* [Description of the task]
The number of lines in the entries below holding the word "参数界面" is all that is needed here.

* [Working data]
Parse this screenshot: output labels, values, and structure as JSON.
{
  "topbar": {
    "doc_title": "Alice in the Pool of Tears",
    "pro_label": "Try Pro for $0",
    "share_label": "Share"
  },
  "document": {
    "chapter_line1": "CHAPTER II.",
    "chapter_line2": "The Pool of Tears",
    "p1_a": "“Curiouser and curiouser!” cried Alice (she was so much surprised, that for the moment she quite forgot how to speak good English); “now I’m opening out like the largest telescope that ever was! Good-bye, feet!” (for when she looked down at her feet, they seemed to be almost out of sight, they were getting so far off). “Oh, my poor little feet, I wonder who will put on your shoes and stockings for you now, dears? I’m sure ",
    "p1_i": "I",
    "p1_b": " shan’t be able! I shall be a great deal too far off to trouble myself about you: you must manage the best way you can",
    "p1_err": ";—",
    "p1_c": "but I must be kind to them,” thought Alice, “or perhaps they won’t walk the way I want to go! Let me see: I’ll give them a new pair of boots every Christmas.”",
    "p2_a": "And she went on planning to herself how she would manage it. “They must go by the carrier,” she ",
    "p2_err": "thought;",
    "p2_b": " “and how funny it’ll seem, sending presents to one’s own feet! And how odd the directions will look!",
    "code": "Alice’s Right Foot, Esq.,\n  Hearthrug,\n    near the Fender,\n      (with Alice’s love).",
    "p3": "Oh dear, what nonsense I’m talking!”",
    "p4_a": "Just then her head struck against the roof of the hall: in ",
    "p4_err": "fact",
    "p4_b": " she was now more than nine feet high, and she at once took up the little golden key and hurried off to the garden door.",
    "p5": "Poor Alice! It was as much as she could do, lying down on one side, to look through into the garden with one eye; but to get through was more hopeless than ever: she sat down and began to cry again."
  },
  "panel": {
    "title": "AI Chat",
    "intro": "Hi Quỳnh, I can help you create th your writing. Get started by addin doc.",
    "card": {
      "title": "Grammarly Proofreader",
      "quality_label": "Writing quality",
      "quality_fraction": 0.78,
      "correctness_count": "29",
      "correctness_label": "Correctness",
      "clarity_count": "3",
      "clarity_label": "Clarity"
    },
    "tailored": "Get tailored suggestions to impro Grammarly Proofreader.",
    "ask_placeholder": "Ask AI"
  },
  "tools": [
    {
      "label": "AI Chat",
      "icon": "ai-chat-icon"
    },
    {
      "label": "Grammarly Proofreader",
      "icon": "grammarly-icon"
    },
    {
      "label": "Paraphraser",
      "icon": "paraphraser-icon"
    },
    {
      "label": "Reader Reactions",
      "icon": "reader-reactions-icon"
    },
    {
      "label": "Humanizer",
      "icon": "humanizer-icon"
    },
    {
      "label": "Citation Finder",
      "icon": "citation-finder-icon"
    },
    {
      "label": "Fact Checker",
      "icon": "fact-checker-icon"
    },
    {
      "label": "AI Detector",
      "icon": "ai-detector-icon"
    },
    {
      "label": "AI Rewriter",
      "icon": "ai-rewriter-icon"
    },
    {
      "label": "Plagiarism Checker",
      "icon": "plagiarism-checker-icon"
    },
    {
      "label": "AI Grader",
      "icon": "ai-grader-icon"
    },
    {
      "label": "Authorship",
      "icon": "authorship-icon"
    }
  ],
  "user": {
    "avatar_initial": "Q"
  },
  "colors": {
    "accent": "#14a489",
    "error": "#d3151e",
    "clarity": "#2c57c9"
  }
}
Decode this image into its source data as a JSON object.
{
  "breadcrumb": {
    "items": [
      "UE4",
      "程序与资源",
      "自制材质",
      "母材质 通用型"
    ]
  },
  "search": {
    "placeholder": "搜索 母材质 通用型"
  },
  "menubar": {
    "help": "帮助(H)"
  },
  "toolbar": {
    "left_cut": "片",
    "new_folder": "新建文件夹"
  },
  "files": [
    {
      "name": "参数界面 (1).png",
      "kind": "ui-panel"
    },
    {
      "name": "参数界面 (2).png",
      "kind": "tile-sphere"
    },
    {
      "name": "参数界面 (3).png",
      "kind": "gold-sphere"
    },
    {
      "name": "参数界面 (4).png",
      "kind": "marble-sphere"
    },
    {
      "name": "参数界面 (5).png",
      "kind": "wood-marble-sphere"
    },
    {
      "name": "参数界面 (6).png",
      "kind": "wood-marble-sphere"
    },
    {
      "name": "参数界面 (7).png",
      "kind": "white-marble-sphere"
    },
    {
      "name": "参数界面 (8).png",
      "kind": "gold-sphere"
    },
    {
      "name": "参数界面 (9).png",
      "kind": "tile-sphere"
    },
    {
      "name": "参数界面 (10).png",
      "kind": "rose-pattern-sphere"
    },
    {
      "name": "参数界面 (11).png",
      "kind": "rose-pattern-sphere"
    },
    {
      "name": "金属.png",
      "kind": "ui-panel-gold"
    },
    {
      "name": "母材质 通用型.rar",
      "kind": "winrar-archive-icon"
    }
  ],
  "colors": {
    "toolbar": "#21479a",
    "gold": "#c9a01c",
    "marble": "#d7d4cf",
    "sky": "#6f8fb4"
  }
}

* [Result of the exercise]
11